Thompson’s success with Wallander meant that his skills were in demand from other leading Swedish authors. He translated around fifty novels in all, including those written by Håkan Nesser, Åke Edwardson, Åsa Larsson and Mikael Niemi. He was able to get under the skin of a story, setting exactly the right tone. However, he was also noted for his rigour. The first series of Wallander on British TV was filmed in Swedish and shown on BBC4 with subtitles. Thompson was irritated by its sloppy rendering of Swedish swearwords. He built up relationships with most of his authors, feeling ‘We translators are playing around with their babies after all.’ However, he also commented, ‘If I have a problem that’s insoluble I can get in touch with Mankell and he will answer. But the bottom line is, he isn’t terribly interested in the translator.’
Thompson was a founder member of SELTA, the Swedish-English Literary Translators’ Association. He was also a long-serving editor of its journal, Swedish Book Review; its aim was to reach ‘those with a professional interest in Swedish literature … and an increasing number of ordinary people with an amateur interest in Swedish books.’ He was awarded an honorary doctorate by the University of Linköping in 1986. In 1992 he was awarded the Royal Order of the Polar Star for his services to Swedish literature and culture.
Thompson was diagnosed with bowel cancer in 2010; he was determined to fight his illness and to go on working. Ironically, he even translated Henning Mankell’s cancer diaries, when both men were nearing the end of their lives. He died in Glangwili Hospital on June 8 2015. His funeral service was held at the university chapel in Lampeter later that month.

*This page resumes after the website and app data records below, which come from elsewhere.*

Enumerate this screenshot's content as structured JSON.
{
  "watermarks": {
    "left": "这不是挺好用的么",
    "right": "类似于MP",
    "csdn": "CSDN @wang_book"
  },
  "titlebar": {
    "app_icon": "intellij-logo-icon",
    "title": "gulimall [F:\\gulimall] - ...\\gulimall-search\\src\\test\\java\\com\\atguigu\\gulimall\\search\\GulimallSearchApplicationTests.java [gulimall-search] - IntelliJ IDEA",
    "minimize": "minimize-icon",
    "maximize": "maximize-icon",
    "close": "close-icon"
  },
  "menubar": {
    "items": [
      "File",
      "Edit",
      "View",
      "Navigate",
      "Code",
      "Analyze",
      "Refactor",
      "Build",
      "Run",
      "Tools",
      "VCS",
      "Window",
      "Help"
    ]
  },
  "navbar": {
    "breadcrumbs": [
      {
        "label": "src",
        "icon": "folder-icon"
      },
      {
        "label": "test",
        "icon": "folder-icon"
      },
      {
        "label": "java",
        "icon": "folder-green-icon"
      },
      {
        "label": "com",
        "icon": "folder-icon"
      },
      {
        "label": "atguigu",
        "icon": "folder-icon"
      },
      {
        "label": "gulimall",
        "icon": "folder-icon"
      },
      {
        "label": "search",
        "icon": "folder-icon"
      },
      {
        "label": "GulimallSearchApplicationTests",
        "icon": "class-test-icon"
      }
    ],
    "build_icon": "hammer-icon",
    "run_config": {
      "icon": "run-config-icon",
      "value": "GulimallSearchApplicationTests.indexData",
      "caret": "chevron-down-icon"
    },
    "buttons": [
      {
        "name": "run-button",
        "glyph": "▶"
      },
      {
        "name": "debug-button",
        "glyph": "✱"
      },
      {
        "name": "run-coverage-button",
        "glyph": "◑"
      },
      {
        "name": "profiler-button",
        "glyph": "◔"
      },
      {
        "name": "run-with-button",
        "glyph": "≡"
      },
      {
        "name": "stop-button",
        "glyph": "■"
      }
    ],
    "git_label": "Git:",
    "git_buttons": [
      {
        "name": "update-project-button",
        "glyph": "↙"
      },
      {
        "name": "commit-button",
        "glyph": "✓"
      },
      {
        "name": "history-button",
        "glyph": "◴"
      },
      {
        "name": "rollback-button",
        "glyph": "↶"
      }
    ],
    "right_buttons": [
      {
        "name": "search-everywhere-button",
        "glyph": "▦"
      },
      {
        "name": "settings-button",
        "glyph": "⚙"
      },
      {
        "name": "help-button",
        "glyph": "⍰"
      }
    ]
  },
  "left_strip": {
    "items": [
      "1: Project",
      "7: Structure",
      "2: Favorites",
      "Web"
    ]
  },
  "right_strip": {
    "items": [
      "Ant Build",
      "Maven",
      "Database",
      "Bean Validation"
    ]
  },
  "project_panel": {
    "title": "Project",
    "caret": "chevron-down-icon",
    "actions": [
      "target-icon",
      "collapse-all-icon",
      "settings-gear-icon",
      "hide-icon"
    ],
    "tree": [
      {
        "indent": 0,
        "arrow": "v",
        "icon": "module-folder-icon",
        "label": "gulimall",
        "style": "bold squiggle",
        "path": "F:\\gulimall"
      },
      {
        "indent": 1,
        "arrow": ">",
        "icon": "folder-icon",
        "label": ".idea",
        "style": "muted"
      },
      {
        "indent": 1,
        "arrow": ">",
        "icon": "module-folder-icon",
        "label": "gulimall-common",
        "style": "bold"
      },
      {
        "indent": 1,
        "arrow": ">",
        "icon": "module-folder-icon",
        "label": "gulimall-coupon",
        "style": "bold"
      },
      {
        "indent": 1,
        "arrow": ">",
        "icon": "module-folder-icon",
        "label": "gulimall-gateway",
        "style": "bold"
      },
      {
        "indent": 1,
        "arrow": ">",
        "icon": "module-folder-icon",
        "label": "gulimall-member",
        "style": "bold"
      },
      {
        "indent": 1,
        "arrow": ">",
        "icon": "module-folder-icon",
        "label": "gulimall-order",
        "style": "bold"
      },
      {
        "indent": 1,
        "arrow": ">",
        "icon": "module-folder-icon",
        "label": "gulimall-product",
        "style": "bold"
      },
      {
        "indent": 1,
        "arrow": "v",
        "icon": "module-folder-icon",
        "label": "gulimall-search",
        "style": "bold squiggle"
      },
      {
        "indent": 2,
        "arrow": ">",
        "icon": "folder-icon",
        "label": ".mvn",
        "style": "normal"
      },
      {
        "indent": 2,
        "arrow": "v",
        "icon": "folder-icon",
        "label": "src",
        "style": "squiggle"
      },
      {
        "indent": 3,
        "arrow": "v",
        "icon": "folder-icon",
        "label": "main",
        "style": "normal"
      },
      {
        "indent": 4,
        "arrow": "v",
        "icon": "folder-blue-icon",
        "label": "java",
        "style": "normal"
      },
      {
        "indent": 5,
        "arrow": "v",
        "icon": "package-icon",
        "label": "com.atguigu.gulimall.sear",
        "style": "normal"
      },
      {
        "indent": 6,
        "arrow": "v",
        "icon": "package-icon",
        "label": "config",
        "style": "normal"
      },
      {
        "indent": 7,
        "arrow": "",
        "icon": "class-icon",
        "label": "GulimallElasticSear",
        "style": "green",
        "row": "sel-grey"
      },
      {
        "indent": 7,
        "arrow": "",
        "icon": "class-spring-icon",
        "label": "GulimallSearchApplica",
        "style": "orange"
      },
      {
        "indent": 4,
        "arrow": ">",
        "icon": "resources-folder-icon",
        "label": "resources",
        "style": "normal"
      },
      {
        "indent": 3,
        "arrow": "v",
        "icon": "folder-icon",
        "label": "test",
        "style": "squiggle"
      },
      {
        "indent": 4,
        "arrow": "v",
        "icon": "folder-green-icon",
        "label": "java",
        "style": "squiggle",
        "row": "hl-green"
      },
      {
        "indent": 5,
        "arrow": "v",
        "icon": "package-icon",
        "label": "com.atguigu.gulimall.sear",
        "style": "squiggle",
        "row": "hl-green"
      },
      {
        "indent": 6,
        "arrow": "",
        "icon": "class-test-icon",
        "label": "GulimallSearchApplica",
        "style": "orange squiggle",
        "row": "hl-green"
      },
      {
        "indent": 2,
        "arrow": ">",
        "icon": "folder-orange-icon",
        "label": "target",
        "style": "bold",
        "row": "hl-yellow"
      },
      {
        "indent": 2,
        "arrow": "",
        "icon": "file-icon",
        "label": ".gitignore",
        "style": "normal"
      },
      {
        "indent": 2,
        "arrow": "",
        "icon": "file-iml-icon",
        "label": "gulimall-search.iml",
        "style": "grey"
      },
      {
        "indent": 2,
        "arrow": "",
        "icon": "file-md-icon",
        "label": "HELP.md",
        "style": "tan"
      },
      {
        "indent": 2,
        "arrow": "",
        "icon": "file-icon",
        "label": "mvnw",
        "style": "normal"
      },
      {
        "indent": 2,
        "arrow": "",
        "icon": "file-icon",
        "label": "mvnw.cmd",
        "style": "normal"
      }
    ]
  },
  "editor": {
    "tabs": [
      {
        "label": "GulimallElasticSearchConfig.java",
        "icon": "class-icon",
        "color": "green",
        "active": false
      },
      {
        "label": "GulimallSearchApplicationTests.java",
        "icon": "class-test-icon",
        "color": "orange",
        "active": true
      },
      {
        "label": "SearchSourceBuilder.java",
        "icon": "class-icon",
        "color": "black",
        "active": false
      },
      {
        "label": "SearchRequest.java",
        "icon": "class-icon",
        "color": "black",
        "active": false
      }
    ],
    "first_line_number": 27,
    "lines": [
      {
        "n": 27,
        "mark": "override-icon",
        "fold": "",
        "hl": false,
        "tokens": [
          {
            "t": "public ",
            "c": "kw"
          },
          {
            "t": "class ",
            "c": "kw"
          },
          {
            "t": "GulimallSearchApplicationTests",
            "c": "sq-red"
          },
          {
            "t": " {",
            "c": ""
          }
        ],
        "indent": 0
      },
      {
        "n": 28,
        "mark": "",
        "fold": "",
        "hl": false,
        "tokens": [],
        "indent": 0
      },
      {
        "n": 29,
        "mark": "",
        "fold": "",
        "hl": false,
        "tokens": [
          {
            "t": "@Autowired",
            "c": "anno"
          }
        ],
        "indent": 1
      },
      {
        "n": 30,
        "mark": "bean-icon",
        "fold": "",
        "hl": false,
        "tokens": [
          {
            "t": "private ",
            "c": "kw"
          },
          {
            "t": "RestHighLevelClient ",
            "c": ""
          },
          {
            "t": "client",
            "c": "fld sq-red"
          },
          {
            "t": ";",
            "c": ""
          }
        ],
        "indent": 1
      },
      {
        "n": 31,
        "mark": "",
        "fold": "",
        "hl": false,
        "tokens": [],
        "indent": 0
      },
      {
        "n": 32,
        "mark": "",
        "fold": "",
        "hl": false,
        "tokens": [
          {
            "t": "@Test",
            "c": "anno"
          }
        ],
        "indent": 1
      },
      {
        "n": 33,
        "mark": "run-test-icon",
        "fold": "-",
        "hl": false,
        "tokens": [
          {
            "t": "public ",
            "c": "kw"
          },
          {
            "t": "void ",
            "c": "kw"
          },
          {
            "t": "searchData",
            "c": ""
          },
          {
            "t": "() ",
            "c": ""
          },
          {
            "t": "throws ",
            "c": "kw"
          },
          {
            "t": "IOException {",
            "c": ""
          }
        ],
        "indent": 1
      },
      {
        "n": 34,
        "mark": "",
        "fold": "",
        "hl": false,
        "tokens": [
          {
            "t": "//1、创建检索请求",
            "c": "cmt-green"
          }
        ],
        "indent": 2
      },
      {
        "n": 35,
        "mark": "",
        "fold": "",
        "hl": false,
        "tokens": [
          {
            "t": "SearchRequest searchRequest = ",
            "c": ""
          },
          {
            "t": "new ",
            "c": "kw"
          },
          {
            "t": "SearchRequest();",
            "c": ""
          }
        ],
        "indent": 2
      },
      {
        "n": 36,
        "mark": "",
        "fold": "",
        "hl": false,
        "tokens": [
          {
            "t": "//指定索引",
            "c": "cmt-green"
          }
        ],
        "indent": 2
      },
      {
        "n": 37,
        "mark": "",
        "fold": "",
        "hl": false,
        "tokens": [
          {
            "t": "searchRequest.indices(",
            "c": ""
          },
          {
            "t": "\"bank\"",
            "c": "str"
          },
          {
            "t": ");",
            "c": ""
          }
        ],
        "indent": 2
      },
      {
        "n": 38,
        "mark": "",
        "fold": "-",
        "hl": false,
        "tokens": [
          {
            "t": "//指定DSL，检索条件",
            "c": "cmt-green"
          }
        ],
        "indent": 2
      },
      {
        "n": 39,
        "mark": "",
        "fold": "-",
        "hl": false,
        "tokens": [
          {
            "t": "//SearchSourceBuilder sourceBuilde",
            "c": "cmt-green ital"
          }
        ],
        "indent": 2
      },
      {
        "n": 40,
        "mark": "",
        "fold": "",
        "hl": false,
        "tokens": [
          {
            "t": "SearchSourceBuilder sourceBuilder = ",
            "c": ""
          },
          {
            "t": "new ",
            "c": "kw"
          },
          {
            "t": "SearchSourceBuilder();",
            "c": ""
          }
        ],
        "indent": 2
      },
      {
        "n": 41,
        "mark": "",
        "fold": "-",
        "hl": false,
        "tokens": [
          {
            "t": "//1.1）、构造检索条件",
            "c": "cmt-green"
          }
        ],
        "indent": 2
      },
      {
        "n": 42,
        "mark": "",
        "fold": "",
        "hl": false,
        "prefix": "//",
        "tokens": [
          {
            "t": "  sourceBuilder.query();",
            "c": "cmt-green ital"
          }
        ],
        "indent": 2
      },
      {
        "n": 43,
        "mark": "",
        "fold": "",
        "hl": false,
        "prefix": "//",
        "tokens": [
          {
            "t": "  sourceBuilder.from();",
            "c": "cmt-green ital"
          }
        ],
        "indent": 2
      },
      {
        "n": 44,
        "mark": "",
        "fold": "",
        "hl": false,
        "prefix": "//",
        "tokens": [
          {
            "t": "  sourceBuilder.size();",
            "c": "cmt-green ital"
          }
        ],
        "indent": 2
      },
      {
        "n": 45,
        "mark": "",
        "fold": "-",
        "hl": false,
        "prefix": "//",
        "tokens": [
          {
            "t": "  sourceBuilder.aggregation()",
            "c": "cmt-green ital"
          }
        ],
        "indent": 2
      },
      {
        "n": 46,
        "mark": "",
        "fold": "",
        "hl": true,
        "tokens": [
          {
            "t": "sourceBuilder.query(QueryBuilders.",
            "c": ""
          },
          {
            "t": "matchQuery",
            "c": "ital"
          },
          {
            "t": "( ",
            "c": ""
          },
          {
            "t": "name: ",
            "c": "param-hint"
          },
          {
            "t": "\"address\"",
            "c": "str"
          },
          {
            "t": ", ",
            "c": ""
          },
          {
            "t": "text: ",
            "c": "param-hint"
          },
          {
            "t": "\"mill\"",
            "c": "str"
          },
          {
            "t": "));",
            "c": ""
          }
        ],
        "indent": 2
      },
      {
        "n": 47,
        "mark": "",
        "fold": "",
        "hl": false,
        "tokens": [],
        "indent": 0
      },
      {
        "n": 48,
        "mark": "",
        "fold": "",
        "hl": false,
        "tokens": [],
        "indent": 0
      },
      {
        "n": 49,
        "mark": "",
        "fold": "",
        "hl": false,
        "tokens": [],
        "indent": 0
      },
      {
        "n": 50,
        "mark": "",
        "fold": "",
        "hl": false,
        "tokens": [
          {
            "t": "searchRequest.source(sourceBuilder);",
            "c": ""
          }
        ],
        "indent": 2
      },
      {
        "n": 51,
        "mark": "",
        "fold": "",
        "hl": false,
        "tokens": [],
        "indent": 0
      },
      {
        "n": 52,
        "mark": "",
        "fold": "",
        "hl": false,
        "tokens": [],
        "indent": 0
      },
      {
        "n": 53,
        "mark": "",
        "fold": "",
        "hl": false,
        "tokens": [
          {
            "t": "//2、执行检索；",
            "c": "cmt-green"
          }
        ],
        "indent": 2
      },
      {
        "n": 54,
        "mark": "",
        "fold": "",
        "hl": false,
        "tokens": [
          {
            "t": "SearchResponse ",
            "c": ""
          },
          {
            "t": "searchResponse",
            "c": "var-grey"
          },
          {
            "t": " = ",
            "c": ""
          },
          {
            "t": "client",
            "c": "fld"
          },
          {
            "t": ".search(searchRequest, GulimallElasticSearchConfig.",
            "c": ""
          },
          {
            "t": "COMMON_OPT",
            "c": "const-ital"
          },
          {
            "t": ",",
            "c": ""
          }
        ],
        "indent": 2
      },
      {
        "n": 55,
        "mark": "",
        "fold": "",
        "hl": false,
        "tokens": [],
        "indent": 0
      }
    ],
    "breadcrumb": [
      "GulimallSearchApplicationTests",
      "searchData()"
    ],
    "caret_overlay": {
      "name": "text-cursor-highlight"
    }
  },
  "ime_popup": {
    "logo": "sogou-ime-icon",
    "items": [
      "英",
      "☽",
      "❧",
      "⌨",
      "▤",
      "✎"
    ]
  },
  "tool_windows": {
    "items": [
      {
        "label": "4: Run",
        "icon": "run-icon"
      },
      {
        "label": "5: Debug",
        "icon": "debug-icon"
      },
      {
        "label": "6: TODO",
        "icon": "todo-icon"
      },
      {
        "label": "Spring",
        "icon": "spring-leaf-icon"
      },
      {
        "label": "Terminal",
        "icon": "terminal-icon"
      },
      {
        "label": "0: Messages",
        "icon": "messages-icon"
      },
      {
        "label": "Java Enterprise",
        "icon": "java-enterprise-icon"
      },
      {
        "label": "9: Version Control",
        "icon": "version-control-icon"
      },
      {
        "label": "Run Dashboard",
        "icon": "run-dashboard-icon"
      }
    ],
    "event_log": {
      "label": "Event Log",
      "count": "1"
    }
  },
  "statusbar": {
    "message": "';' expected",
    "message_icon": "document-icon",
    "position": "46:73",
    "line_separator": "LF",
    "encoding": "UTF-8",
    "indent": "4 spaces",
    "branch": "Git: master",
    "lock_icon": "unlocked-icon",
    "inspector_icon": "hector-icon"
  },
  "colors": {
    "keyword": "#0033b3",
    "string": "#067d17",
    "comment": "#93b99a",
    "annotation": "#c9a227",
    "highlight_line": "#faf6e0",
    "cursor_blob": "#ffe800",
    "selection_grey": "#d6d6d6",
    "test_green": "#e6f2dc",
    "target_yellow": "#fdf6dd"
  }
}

Laurie Thompson – translator who introduced British readers to bestselling Swedish crime fiction such as Wallander. (2015, June 23). Times. Retrieved February 15 2021 from https://infoweb-newsbank-com.ezproxy.uwtsd.ac.uk/resources/doc/nb/news/15625DBF1751F498?p=UKNB
Rees, J. (2006, April 22). While some authors enjoy celebrity status, too often their translators remain unrecognised and unseen. Jasper Rees talks to the men and women who juggle a reader’s sensitivity, a writer’s talent and a publicist’s enthusiasm to bring foreign literatu [sic]. Daily Telegraph. Retrieved February 15 2021 from https://infoweb-newsbank-com.ezproxy.uwtsd.ac.uk/resources/doc/nb/news/11137D0041EB0EF0?p=UKNB
Aberystwyth University. (2015). Laurence Arthur Thompson (1938-2015). Retrieved February 15 2021 from https://www.aber.ac.uk/en/development/alumni/obituaries/obituary-profiles/laurence-arthur-thompson/